Instructions for the task -> Identify all lines in the listing that include the word "certify", and copy them out.
** Supplied material follows **
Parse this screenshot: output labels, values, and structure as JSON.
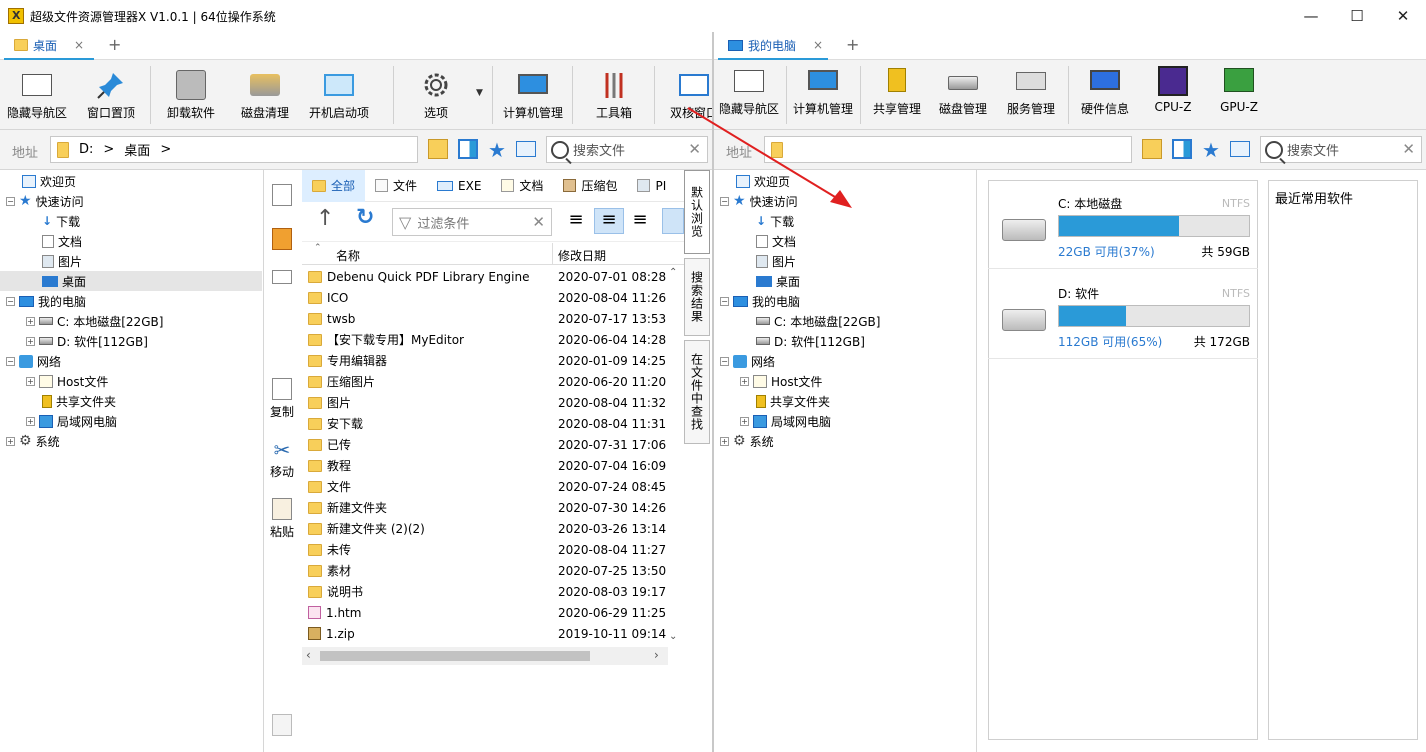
{
  "window": {
    "title": "超级文件资源管理器X V1.0.1  |  64位操作系统",
    "minimize": "—",
    "maximize": "☐",
    "close": "✕"
  },
  "left_tabs": [
    {
      "label": "桌面"
    }
  ],
  "right_tabs": [
    {
      "label": "我的电脑"
    }
  ],
  "tab_plus": "+",
  "tab_close": "×",
  "left_toolbar": [
    "隐藏导航区",
    "窗口置顶",
    "卸载软件",
    "磁盘清理",
    "开机启动项",
    "选项",
    "计算机管理",
    "工具箱",
    "双核窗口"
  ],
  "right_toolbar": [
    "隐藏导航区",
    "计算机管理",
    "共享管理",
    "磁盘管理",
    "服务管理",
    "硬件信息",
    "CPU-Z",
    "GPU-Z"
  ],
  "left_address": {
    "label": "地址",
    "drive": "D:",
    "sep": ">",
    "folder": "桌面",
    "sep2": ">",
    "search_placeholder": "搜索文件"
  },
  "right_address": {
    "label": "地址",
    "search_placeholder": "搜索文件"
  },
  "left_tree": [
    {
      "label": "欢迎页"
    },
    {
      "label": "快速访问"
    },
    {
      "label": "下载"
    },
    {
      "label": "文档"
    },
    {
      "label": "图片"
    },
    {
      "label": "桌面"
    },
    {
      "label": "我的电脑"
    },
    {
      "label": "C: 本地磁盘[22GB]"
    },
    {
      "label": "D: 软件[112GB]"
    },
    {
      "label": "网络"
    },
    {
      "label": "Host文件"
    },
    {
      "label": "共享文件夹"
    },
    {
      "label": "局域网电脑"
    },
    {
      "label": "系统"
    }
  ],
  "right_tree": [
    {
      "label": "欢迎页"
    },
    {
      "label": "快速访问"
    },
    {
      "label": "下载"
    },
    {
      "label": "文档"
    },
    {
      "label": "图片"
    },
    {
      "label": "桌面"
    },
    {
      "label": "我的电脑"
    },
    {
      "label": "C: 本地磁盘[22GB]"
    },
    {
      "label": "D: 软件[112GB]"
    },
    {
      "label": "网络"
    },
    {
      "label": "Host文件"
    },
    {
      "label": "共享文件夹"
    },
    {
      "label": "局域网电脑"
    },
    {
      "label": "系统"
    }
  ],
  "side_actions": {
    "copy": "复制",
    "move": "移动",
    "paste": "粘贴"
  },
  "file_tabs": [
    "全部",
    "文件",
    "EXE",
    "文档",
    "压缩包",
    "PI"
  ],
  "filter_placeholder": "过滤条件",
  "columns": {
    "name": "名称",
    "date": "修改日期"
  },
  "files": [
    {
      "name": "Debenu Quick PDF Library Engine",
      "date": "2020-07-01 08:28",
      "kind": "folder"
    },
    {
      "name": "ICO",
      "date": "2020-08-04 11:26",
      "kind": "folder"
    },
    {
      "name": "twsb",
      "date": "2020-07-17 13:53",
      "kind": "folder"
    },
    {
      "name": "【安下载专用】MyEditor",
      "date": "2020-06-04 14:28",
      "kind": "folder"
    },
    {
      "name": "专用编辑器",
      "date": "2020-01-09 14:25",
      "kind": "folder"
    },
    {
      "name": "压缩图片",
      "date": "2020-06-20 11:20",
      "kind": "folder"
    },
    {
      "name": "图片",
      "date": "2020-08-04 11:32",
      "kind": "folder"
    },
    {
      "name": "安下载",
      "date": "2020-08-04 11:31",
      "kind": "folder"
    },
    {
      "name": "已传",
      "date": "2020-07-31 17:06",
      "kind": "folder"
    },
    {
      "name": "教程",
      "date": "2020-07-04 16:09",
      "kind": "folder"
    },
    {
      "name": "文件",
      "date": "2020-07-24 08:45",
      "kind": "folder"
    },
    {
      "name": "新建文件夹",
      "date": "2020-07-30 14:26",
      "kind": "folder"
    },
    {
      "name": "新建文件夹 (2)(2)",
      "date": "2020-03-26 13:14",
      "kind": "folder"
    },
    {
      "name": "未传",
      "date": "2020-08-04 11:27",
      "kind": "folder"
    },
    {
      "name": "素材",
      "date": "2020-07-25 13:50",
      "kind": "folder"
    },
    {
      "name": "说明书",
      "date": "2020-08-03 19:17",
      "kind": "folder"
    },
    {
      "name": "1.htm",
      "date": "2020-06-29 11:25",
      "kind": "htm"
    },
    {
      "name": "1.zip",
      "date": "2019-10-11 09:14",
      "kind": "zip"
    }
  ],
  "view_tabs": [
    "默认浏览",
    "搜索结果",
    "在文件中查找"
  ],
  "drives": [
    {
      "name": "C: 本地磁盘",
      "fs": "NTFS",
      "used_fraction": 0.63,
      "free": "22GB 可用(37%)",
      "total": "共 59GB"
    },
    {
      "name": "D: 软件",
      "fs": "NTFS",
      "used_fraction": 0.35,
      "free": "112GB 可用(65%)",
      "total": "共 172GB"
    }
  ],
  "recent_software_title": "最近常用软件",
  "colors": {
    "accent": "#2a9ad8",
    "link": "#1a5fb4",
    "arrow": "#e02020"
  }
}
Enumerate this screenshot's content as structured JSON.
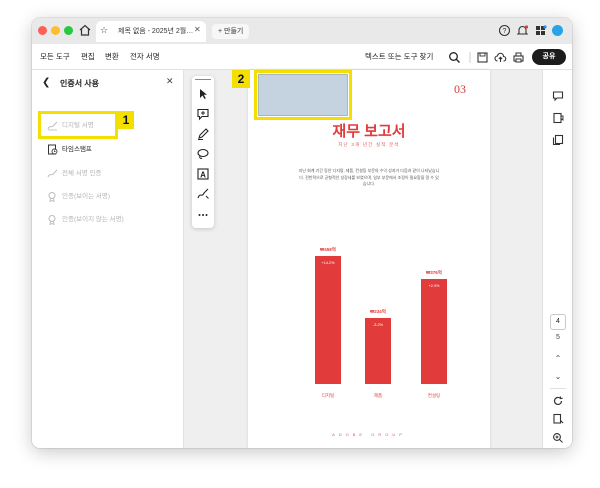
{
  "browser": {
    "tab_title": "제목 없음 - 2025년 2월…",
    "new_tab_label": "+ 만들기"
  },
  "menu": {
    "items": [
      "모든 도구",
      "편집",
      "변환",
      "전자 서명"
    ],
    "search_label": "텍스트 또는 도구 찾기",
    "share_label": "공유"
  },
  "panel": {
    "title": "인증서 사용",
    "items": [
      {
        "label": "디지털 서명",
        "state": "disabled",
        "icon": "signature-icon"
      },
      {
        "label": "타임스탬프",
        "state": "active",
        "icon": "timestamp-icon"
      },
      {
        "label": "전체 서명 인증",
        "state": "disabled",
        "icon": "certify-icon"
      },
      {
        "label": "인증(보이는 서명)",
        "state": "disabled",
        "icon": "certify-visible-icon"
      },
      {
        "label": "인증(보이지 않는 서명)",
        "state": "disabled",
        "icon": "certify-invisible-icon"
      }
    ]
  },
  "annotations": {
    "badge1": "1",
    "badge2": "2",
    "highlight_color": "#f3e000"
  },
  "document": {
    "page_number": "03",
    "title": "재무 보고서",
    "subtitle": "지난 3개 년간 실적 분석",
    "body": "지난 회계 기간 동안 디지털, 제품, 컨설팅 부문의 수익 성과가 다음과 같이 나타났습니다. 전반적으로 균형적인 성장세를 보였으며, 일부 부문에서 조정이 필요함을 알 수 있습니다.",
    "footer": "ADOBE GROUP",
    "accent_color": "#e23b3b"
  },
  "chart_data": {
    "type": "bar",
    "categories": [
      "디지털",
      "제품",
      "컨설팅"
    ],
    "values": [
      458,
      234,
      376
    ],
    "value_labels": [
      "₩458억",
      "₩234억",
      "₩376억"
    ],
    "change_labels": [
      "+14.2%",
      "-3.2%",
      "+2.9%"
    ],
    "ylim": [
      0,
      500
    ]
  },
  "rail": {
    "current_page": "4",
    "total_pages": "5"
  }
}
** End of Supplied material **
Response area ->
        "icon": "certify-icon"
        "icon": "certify-visible-icon"
        "icon": "certify-invisible-icon"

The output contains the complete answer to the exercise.